As its creator, Dick Schwartz pushes IFS certification at mental health care workers for prices starting at $3,400 for Level 1, $2,500 Level 2 & $1,500 for Level 3. The core ideology of Internal Family Systems is; “it is in the nature of the mind to be subdivided into multiple parts or sub-personalities.” Some of the parts are further described as “Raging Firefighters” that flare into fury when threatened, “Exiles” represent psychological trauma, and “Family Members” that can have fantasies, preferences, and emotions. IFS training modules teach therapists to ask leading questions like: Does your inner critic have a shape? A name? An age? What are they dressed like? If you were to draw a picture of it, what would it look like? Therapists are taught to prompt patients to provide more and more details about parts and situations, often traumatic, related to their parts throughout “treatment.”

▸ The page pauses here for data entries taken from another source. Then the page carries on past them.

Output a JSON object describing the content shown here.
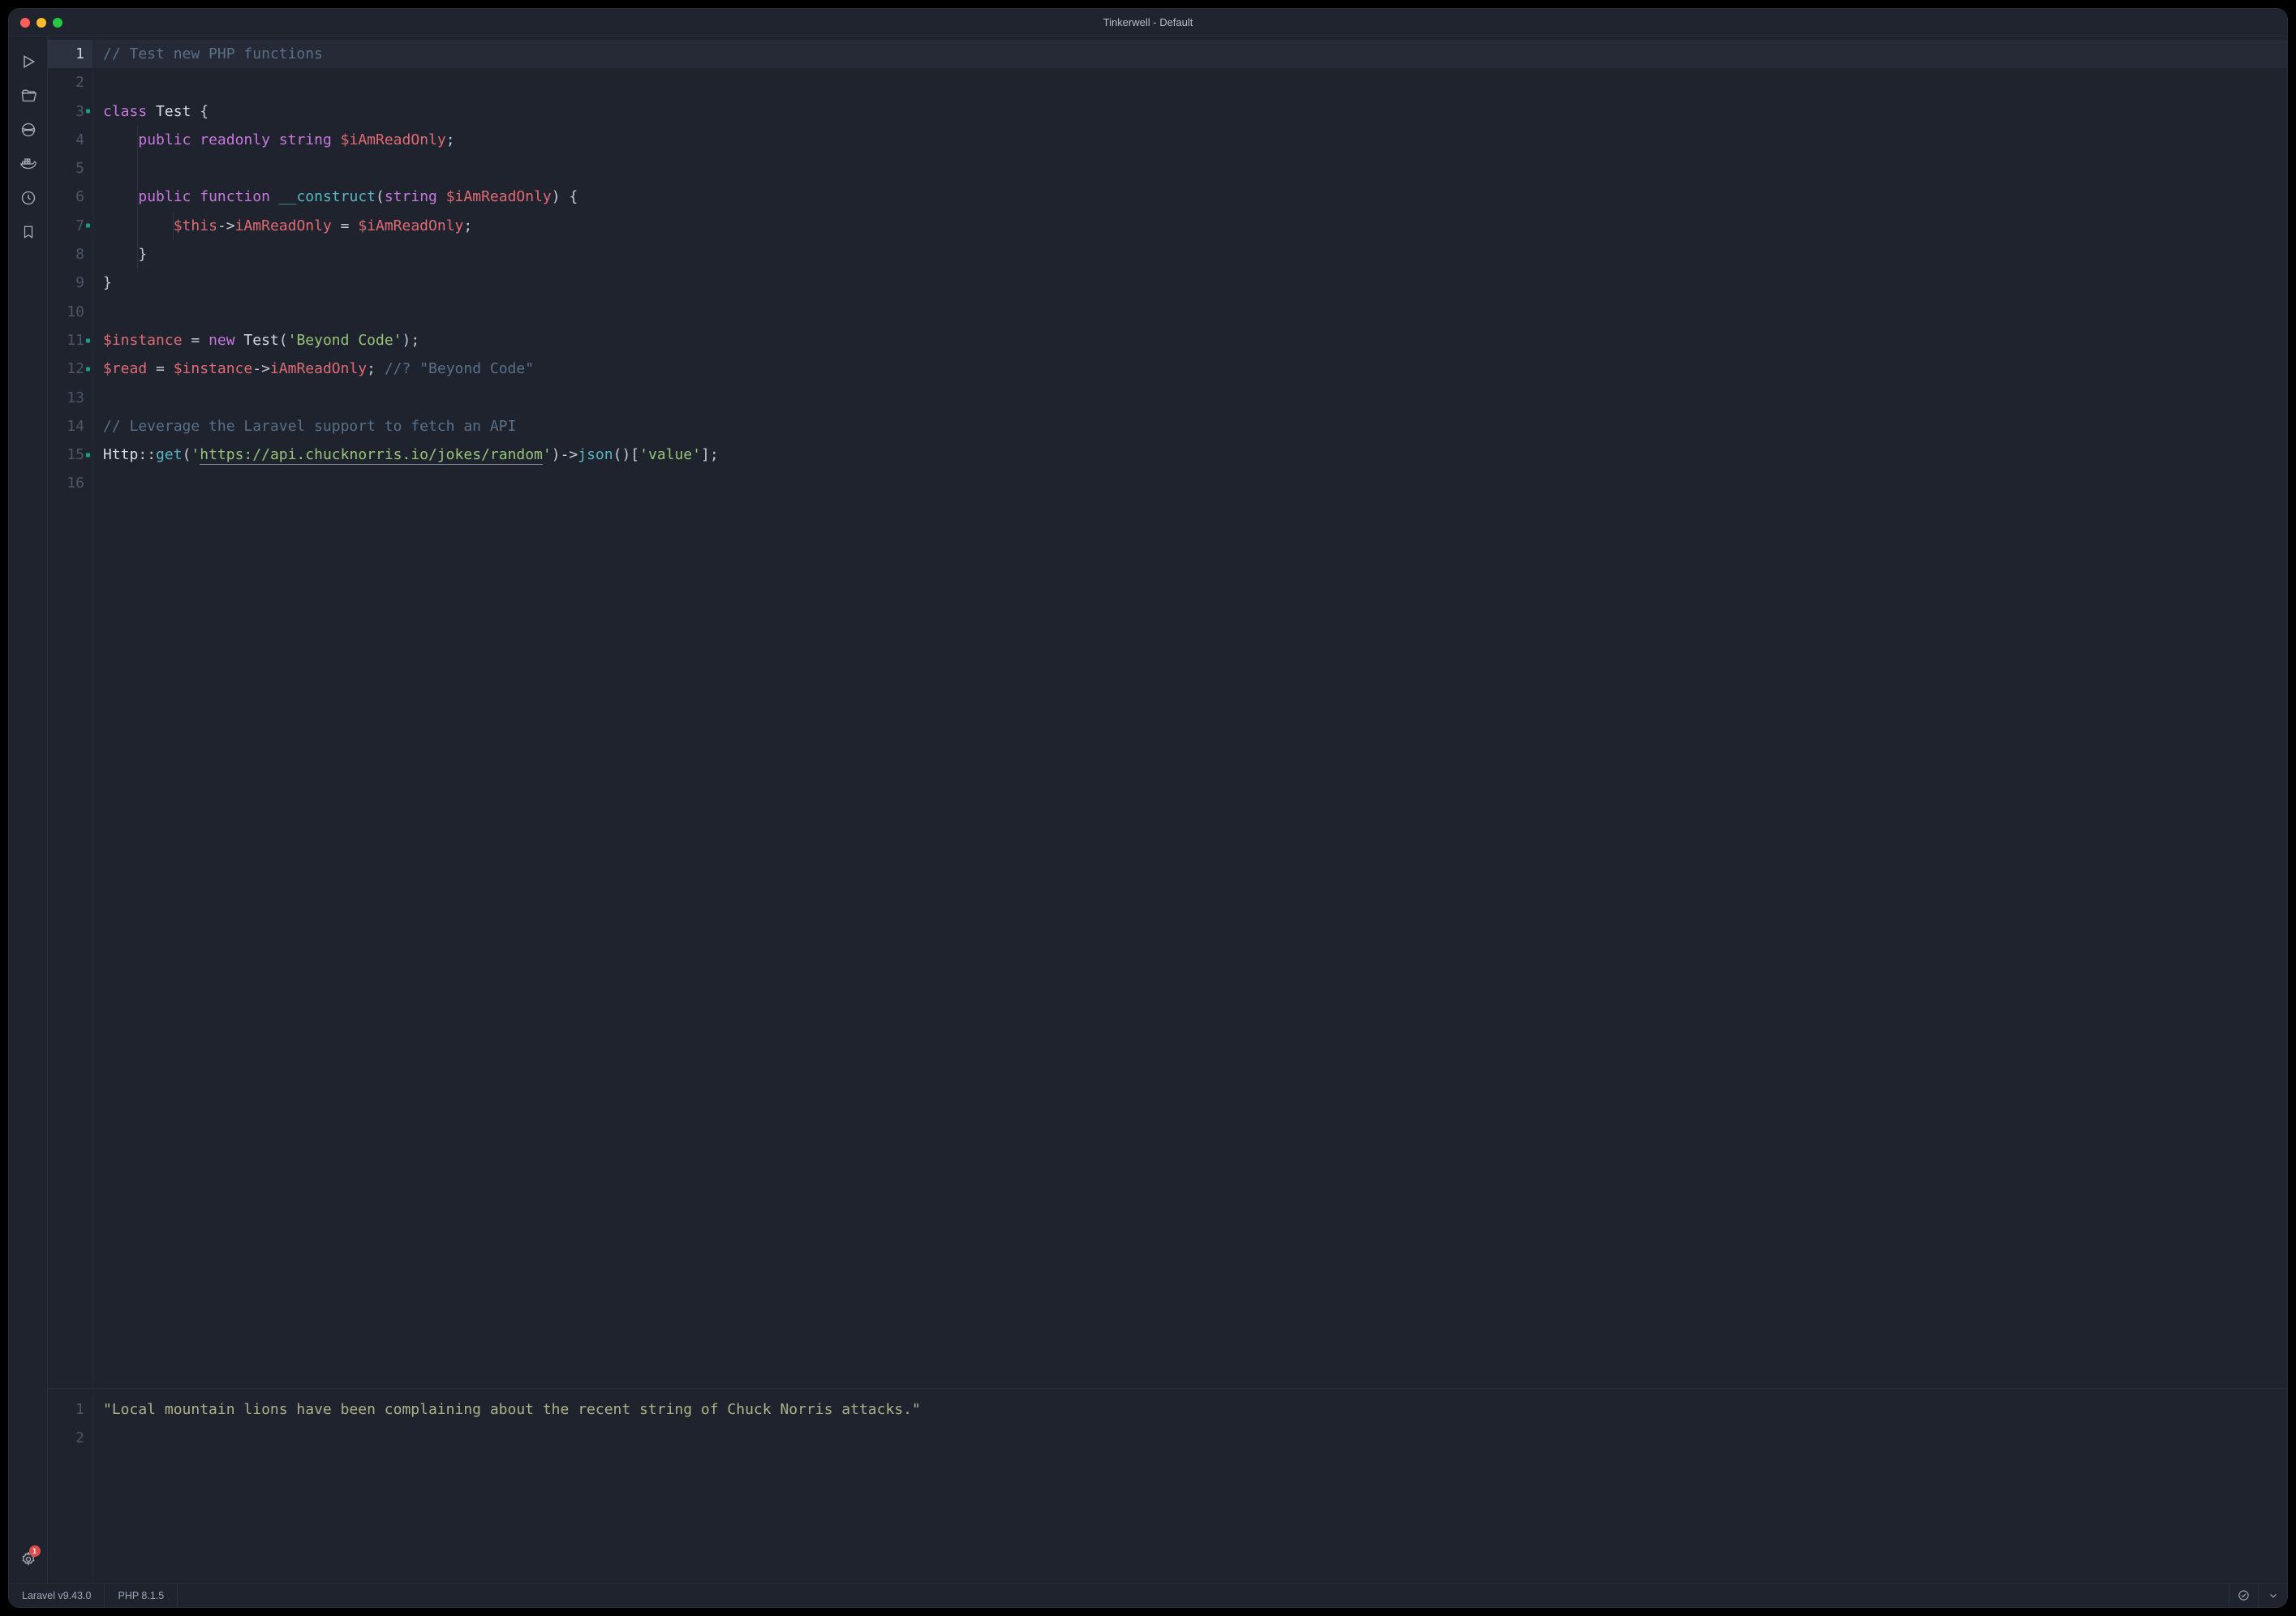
{
  "window": {
    "title": "Tinkerwell - Default"
  },
  "sidebar": {
    "items": [
      {
        "name": "run",
        "label": "Run"
      },
      {
        "name": "open",
        "label": "Open Folder"
      },
      {
        "name": "cloud",
        "label": "Cloud"
      },
      {
        "name": "docker",
        "label": "Docker"
      },
      {
        "name": "history",
        "label": "History"
      },
      {
        "name": "bookmark",
        "label": "Bookmarks"
      }
    ],
    "settings": {
      "label": "Settings",
      "badge": "1"
    }
  },
  "editor": {
    "current_line": 1,
    "lines": [
      {
        "n": 1,
        "fold": false,
        "tokens": [
          [
            "comment",
            "// Test new PHP functions"
          ]
        ]
      },
      {
        "n": 2,
        "fold": false,
        "tokens": []
      },
      {
        "n": 3,
        "fold": true,
        "tokens": [
          [
            "keyword",
            "class"
          ],
          [
            "punct",
            " "
          ],
          [
            "class",
            "Test"
          ],
          [
            "punct",
            " {"
          ]
        ]
      },
      {
        "n": 4,
        "fold": false,
        "indent": 1,
        "tokens": [
          [
            "modifier",
            "public"
          ],
          [
            "punct",
            " "
          ],
          [
            "modifier",
            "readonly"
          ],
          [
            "punct",
            " "
          ],
          [
            "type",
            "string"
          ],
          [
            "punct",
            " "
          ],
          [
            "var",
            "$iAmReadOnly"
          ],
          [
            "punct",
            ";"
          ]
        ]
      },
      {
        "n": 5,
        "fold": false,
        "indent": 1,
        "tokens": []
      },
      {
        "n": 6,
        "fold": false,
        "indent": 1,
        "tokens": [
          [
            "modifier",
            "public"
          ],
          [
            "punct",
            " "
          ],
          [
            "keyword",
            "function"
          ],
          [
            "punct",
            " "
          ],
          [
            "func",
            "__construct"
          ],
          [
            "punct",
            "("
          ],
          [
            "type",
            "string"
          ],
          [
            "punct",
            " "
          ],
          [
            "var",
            "$iAmReadOnly"
          ],
          [
            "punct",
            ") {"
          ]
        ]
      },
      {
        "n": 7,
        "fold": true,
        "indent": 2,
        "tokens": [
          [
            "var",
            "$this"
          ],
          [
            "punct",
            "->"
          ],
          [
            "prop",
            "iAmReadOnly"
          ],
          [
            "punct",
            " = "
          ],
          [
            "var",
            "$iAmReadOnly"
          ],
          [
            "punct",
            ";"
          ]
        ]
      },
      {
        "n": 8,
        "fold": false,
        "indent": 1,
        "tokens": [
          [
            "punct",
            "}"
          ]
        ]
      },
      {
        "n": 9,
        "fold": false,
        "tokens": [
          [
            "punct",
            "}"
          ]
        ]
      },
      {
        "n": 10,
        "fold": false,
        "tokens": []
      },
      {
        "n": 11,
        "fold": true,
        "tokens": [
          [
            "var",
            "$instance"
          ],
          [
            "punct",
            " = "
          ],
          [
            "keyword",
            "new"
          ],
          [
            "punct",
            " "
          ],
          [
            "class",
            "Test"
          ],
          [
            "punct",
            "("
          ],
          [
            "string",
            "'Beyond Code'"
          ],
          [
            "punct",
            ");"
          ]
        ]
      },
      {
        "n": 12,
        "fold": true,
        "tokens": [
          [
            "var",
            "$read"
          ],
          [
            "punct",
            " = "
          ],
          [
            "var",
            "$instance"
          ],
          [
            "punct",
            "->"
          ],
          [
            "prop",
            "iAmReadOnly"
          ],
          [
            "punct",
            "; "
          ],
          [
            "comment",
            "//? \"Beyond Code\""
          ]
        ]
      },
      {
        "n": 13,
        "fold": false,
        "tokens": []
      },
      {
        "n": 14,
        "fold": false,
        "tokens": [
          [
            "comment",
            "// Leverage the Laravel support to fetch an API"
          ]
        ]
      },
      {
        "n": 15,
        "fold": true,
        "tokens": [
          [
            "class",
            "Http"
          ],
          [
            "punct",
            "::"
          ],
          [
            "func",
            "get"
          ],
          [
            "punct",
            "("
          ],
          [
            "string",
            "'"
          ],
          [
            "string-u",
            "https://api.chucknorris.io/jokes/random"
          ],
          [
            "string",
            "'"
          ],
          [
            "punct",
            ")->"
          ],
          [
            "func",
            "json"
          ],
          [
            "punct",
            "()["
          ],
          [
            "string",
            "'value'"
          ],
          [
            "punct",
            "];"
          ]
        ]
      },
      {
        "n": 16,
        "fold": false,
        "tokens": []
      }
    ]
  },
  "output": {
    "lines": [
      {
        "n": 1,
        "text": "\"Local mountain lions have been complaining about the recent string of Chuck Norris attacks.\""
      },
      {
        "n": 2,
        "text": ""
      }
    ]
  },
  "statusbar": {
    "framework": "Laravel v9.43.0",
    "php": "PHP 8.1.5"
  }
}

In my opinion, IFS therapy has lead to misdiagnosing patients with Dissociative Identity Disorder (DID) and the development of false memories of sexual abuse. Many patients from Alsana/Castlewood have been told they have DID while their actual medical records do not include that official diagnosis, even though the 10-bed facility runs a weekly support group for patients with DID. Since the lawsuits, Alsana and Harmony Place Monterey seems to shy away from using the term officially. Although both treatment centers still promote IFS therapy. Parents and family members of some IFS patients were falsely accused of heinous crimes and needlessly forced to pay exorbitant legal fees to defend themselves as the result of Internal Family Systems therapy gone awry. Dick Schwartz claims to be dismayed by what he calls a "misuse of his therapy model at Castlewood Treatment Centers." Yet, he continued to partner with Mark Schwartz & Lori Galperin on many projects as recently as 2019 at Harmony Place Monterey without any genuine remorse or repercussions.
Anyone considering therapy that involves any one of these three should contemplate the risk they are taking very seriously. The results could be as catastrophic as my families’ experience with them. Castlewood Victims Unite provides support and advocacy to anyone who has been harmed by Mark Schwartz, Lori Galperin, or Dick Schwartz.